16 signs your home is seriously dated
Homes are a little like people. They require continual maintenance and updating to maintain their integrity, appearance, and safety. Potential buyers to your house will watch for any features that spell money to them after the purchase closes. But beyond that, failure to invest in proper maintenance and updating WILL cost sellers money, and can be dangerous to current residents.
Obvious signs that a home has not been well maintained or upgraded in a long time:
- Fuse boxes – especially a fuse box with only four fuses! Fuse boxes haven’t been installed in new construction in decades with good reason. They simply don’t have the safety features that new circuit breaker electrical panels have. Yes, fuses trip or burn out if over loaded, but it was too easy to bypass those safety features and create a fire hazard in doing so. In addition, there are no fuse boxes out there with enough capacity to handle new appliances, big flat screen TVs and sound systems, computers, and all the new gadgets that are being manufactured every day to safeguard your home.
- Old electrical panels – especially where additional panels have been wired into the original panel, or where there are signs of cobwebs, frayed wires, etc. inside. Electrical panels need to be replaced to accommodate new technology, or can also be a fire waiting to happen.
- No GFCI outlets – especially in any room with water access such as bathrooms and kitchens. Again, these are dangerous and should be upgraded. Electrical shock and potential electrocution are the obvious readily apparent dangers here.

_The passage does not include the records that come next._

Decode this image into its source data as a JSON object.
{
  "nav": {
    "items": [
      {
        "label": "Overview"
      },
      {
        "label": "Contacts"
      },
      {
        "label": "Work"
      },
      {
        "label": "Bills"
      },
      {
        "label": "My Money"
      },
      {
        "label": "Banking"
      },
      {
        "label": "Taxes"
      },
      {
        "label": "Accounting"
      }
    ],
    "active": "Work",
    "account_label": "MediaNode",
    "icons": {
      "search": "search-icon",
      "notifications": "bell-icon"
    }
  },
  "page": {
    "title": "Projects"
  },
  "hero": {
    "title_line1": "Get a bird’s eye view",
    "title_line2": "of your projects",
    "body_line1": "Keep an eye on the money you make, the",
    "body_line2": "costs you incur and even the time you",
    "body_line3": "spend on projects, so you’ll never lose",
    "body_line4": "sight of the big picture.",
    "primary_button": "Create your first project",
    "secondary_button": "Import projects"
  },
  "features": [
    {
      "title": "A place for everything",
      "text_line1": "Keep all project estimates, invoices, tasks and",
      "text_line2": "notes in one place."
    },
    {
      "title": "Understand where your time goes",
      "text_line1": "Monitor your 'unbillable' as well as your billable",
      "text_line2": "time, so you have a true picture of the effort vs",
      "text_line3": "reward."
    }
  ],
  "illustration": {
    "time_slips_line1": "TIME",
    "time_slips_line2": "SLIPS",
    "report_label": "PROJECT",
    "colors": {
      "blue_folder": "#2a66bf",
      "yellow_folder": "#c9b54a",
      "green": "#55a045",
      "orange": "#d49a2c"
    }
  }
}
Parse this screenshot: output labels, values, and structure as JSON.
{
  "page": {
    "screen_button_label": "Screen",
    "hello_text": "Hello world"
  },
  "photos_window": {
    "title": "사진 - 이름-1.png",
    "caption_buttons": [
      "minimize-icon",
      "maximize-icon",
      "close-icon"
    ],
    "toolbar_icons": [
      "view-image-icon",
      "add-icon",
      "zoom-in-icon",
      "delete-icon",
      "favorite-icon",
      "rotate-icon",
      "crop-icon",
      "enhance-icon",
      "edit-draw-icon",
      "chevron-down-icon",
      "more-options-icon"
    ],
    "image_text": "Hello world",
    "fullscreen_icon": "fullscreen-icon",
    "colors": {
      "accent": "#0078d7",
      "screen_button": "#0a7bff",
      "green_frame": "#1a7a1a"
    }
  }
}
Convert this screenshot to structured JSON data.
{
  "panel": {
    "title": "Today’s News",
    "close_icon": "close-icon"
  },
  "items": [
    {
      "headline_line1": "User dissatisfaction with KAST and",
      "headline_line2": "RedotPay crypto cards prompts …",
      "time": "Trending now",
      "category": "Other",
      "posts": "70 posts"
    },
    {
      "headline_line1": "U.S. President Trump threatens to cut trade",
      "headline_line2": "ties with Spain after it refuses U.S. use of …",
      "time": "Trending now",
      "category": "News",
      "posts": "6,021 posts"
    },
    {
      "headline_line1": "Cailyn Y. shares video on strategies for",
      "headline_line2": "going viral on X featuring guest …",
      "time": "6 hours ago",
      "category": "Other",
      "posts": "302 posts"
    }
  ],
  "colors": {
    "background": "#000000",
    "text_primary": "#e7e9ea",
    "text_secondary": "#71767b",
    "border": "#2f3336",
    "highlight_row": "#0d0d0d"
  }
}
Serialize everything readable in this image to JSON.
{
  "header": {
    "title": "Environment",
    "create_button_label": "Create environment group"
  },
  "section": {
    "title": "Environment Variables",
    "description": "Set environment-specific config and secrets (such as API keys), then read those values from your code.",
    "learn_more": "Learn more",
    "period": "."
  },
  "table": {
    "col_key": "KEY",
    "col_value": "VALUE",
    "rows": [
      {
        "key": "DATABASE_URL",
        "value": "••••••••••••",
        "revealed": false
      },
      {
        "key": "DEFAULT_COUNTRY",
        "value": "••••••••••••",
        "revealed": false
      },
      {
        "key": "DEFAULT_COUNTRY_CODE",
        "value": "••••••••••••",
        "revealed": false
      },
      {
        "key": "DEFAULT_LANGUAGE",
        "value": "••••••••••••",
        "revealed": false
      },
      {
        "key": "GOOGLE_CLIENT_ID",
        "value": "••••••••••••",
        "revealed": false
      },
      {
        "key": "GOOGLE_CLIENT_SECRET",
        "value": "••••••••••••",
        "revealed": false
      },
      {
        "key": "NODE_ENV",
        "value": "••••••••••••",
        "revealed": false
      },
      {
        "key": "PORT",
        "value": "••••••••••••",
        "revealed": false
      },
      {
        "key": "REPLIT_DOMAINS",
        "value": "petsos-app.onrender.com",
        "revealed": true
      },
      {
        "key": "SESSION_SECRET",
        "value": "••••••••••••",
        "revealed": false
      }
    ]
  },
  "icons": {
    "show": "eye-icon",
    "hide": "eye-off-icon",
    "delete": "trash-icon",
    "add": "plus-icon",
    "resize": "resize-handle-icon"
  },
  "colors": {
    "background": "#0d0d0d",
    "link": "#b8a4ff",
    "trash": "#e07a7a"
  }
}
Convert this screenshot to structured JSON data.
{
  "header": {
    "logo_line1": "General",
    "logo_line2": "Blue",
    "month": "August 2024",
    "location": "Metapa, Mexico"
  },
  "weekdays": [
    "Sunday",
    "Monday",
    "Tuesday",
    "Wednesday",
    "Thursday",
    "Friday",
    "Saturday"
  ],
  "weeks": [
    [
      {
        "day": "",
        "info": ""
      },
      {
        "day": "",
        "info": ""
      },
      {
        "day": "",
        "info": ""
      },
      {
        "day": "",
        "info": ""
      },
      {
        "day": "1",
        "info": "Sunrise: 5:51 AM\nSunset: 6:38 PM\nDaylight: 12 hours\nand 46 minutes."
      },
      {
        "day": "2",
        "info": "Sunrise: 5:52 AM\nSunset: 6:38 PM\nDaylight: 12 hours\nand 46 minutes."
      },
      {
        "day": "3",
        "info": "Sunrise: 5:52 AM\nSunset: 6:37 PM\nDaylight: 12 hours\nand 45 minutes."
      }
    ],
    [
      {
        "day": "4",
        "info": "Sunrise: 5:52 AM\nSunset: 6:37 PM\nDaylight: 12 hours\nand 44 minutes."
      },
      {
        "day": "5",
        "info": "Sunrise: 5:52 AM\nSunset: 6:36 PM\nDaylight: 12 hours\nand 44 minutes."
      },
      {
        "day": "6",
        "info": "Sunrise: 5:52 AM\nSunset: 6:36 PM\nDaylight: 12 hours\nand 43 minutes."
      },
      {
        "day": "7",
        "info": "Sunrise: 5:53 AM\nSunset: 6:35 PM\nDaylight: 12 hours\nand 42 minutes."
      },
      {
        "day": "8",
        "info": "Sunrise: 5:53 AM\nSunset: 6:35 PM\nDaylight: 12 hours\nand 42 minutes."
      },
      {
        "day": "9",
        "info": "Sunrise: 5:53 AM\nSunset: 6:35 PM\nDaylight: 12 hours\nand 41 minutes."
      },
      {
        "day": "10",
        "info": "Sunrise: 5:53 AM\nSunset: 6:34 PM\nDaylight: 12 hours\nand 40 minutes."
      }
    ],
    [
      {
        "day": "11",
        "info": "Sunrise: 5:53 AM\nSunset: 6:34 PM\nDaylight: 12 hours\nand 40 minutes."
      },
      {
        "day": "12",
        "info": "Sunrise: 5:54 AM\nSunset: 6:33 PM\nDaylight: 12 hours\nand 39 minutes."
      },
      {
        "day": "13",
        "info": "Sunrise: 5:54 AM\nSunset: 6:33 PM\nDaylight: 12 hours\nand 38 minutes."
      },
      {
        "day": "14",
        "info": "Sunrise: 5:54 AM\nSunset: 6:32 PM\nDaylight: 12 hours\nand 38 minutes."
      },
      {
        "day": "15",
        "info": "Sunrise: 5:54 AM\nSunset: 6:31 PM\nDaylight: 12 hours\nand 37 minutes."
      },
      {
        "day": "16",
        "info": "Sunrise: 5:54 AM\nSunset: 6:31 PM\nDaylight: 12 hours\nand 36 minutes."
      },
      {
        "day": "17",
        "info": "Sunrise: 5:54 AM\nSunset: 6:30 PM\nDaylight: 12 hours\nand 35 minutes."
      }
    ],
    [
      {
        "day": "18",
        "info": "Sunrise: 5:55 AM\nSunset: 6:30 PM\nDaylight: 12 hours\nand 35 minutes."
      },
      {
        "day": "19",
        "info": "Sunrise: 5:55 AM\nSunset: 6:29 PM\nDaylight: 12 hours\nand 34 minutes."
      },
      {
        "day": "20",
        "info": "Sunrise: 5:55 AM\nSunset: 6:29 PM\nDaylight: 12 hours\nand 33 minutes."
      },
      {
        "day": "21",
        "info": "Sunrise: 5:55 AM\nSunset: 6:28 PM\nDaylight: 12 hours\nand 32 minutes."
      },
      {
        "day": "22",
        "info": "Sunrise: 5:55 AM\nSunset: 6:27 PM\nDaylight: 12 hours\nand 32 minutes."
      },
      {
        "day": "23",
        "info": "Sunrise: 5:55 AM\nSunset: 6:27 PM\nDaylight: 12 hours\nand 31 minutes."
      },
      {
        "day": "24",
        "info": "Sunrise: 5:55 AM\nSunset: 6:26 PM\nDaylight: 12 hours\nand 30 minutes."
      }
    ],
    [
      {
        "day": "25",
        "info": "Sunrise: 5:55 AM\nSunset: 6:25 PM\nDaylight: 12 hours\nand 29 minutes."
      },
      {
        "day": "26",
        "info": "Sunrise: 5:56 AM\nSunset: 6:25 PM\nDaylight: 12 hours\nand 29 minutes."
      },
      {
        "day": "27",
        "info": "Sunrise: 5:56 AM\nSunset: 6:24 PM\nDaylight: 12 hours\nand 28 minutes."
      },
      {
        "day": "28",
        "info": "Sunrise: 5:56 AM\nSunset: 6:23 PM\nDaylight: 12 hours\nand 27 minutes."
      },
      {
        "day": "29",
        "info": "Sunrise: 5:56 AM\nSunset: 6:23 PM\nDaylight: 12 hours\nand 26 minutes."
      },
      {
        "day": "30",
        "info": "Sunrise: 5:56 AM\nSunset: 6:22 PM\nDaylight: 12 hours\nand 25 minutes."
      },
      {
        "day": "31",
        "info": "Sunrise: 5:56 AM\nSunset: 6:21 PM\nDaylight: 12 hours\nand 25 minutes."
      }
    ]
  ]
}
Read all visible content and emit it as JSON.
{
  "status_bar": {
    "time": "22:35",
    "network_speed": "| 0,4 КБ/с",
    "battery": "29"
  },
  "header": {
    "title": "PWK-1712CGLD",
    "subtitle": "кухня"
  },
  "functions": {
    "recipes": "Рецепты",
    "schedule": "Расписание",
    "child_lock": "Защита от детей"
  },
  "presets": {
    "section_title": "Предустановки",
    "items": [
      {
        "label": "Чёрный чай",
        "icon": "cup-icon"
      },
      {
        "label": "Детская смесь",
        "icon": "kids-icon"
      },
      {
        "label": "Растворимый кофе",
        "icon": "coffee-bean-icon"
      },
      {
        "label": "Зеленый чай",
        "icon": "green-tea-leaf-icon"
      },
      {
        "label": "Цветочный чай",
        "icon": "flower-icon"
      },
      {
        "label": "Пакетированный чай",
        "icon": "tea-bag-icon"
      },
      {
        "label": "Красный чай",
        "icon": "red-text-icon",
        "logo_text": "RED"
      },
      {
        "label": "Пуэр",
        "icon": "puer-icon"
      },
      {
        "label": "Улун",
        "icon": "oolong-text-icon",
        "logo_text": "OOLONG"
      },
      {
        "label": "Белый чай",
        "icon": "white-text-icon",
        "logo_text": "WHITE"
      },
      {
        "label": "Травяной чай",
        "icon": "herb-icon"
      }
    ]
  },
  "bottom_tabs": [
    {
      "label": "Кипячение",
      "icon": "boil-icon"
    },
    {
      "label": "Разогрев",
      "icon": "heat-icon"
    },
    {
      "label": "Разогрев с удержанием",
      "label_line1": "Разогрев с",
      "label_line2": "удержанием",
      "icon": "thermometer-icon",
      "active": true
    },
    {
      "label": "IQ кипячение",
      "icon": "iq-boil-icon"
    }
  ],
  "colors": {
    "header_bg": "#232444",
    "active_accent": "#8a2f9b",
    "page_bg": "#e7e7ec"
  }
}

- Aluminum wiring “According to the Consumer Product Safety Commission, homes wired with old technology aluminum wire “are 55 times more likely to have one or more connections reach Fire Hazard Conditions than is a home wired with copper.” Enough said.
- Old furnaces that obviously have not been serviced regularly (if there are dust mites inside, this furnace needs at the very least, a good cleaning and inspection). But buyers are also looking for energy efficiency, and old furnaces were not built nearly as energy efficient as newer models. If you have an old furnace in your home, make sure it is cleaned and serviced prior to listing, and if possible get your servicer to write up a letter stating that the furnace is in good working condition.
- Moss covered roofs – If your roof is so covered in moss that you can barely see the roof, most buyers will assume this roof needs replacing. At the very least, have that roof professionally cleaned and inspected.
- Carpet in the bathroom – This is a definite replace it now situation. It is not only unsanitary, but mold can be hiding in and under the fibers of the carpet.
More flags that will cost home sellers in their ultimate sales price
- Wall to wall shag carpeting is definitely out, and if stained or has well-worn or bare patches, dollar signs are going off in your buyers’ heads.
- White appliances – especially if they are old. White appliances have been out of favor for a decade or more, and especially those older electric stoves with coils rather than flat surface tops. Even worse are appliances in colors such as sage green, gold or beige.
- Busy dated wallpaper and bold colored paint. Remove both and go neutral with your color scheme.
- Brass fixtures (lighting, drawer pulls and door knobs) really date your home.
- Tiled counter-tops – OK – you love that electric blue tile, but it will be the very rare buyer who loves it as much as you do. And the grouting is very hard to keep clean and sanitary.
- Formica counter-tops – enough said.
- Popcorn ceilings – These are not only dated, but in a huge percentage of homes built prior to 1978 or so, contain asbestos. Popcorn ceilings definitely have to go. But be careful about doing it yourself before you have it tested for asbestos.
- Wood paneling – We’re not talking log cabins here or beautiful wood details such as wainscoating. We’re talking about the inexpensive wood paneling that was so in vogue half a century ago. If you can’t afford to tear those out and sheetrock the walls, at least paint them a neutral color.
Remember that home buyers have their eyes on their wallets
If there is anything in your house that seriously needs updating, sellers should always consider making those upgrades before listing. Buyers almost always over-estimate the cost and time to do those upgrades themselves and will low ball sellers to the extreme IF they make offers at all. All too often buyers won’t even want to go see a house with photos showing white appliances, popcorn ceilings, wood paneling and gold fixtures. 90% of buyers out there are looking for move in ready.
If you Mr./Ms. Seller are looking for top dollar for your house, talk to your realtor® about what not upgrading your house could cost you in real dollars and cents. Remember the more potential buyers you can attract, the more money you will make on your sale.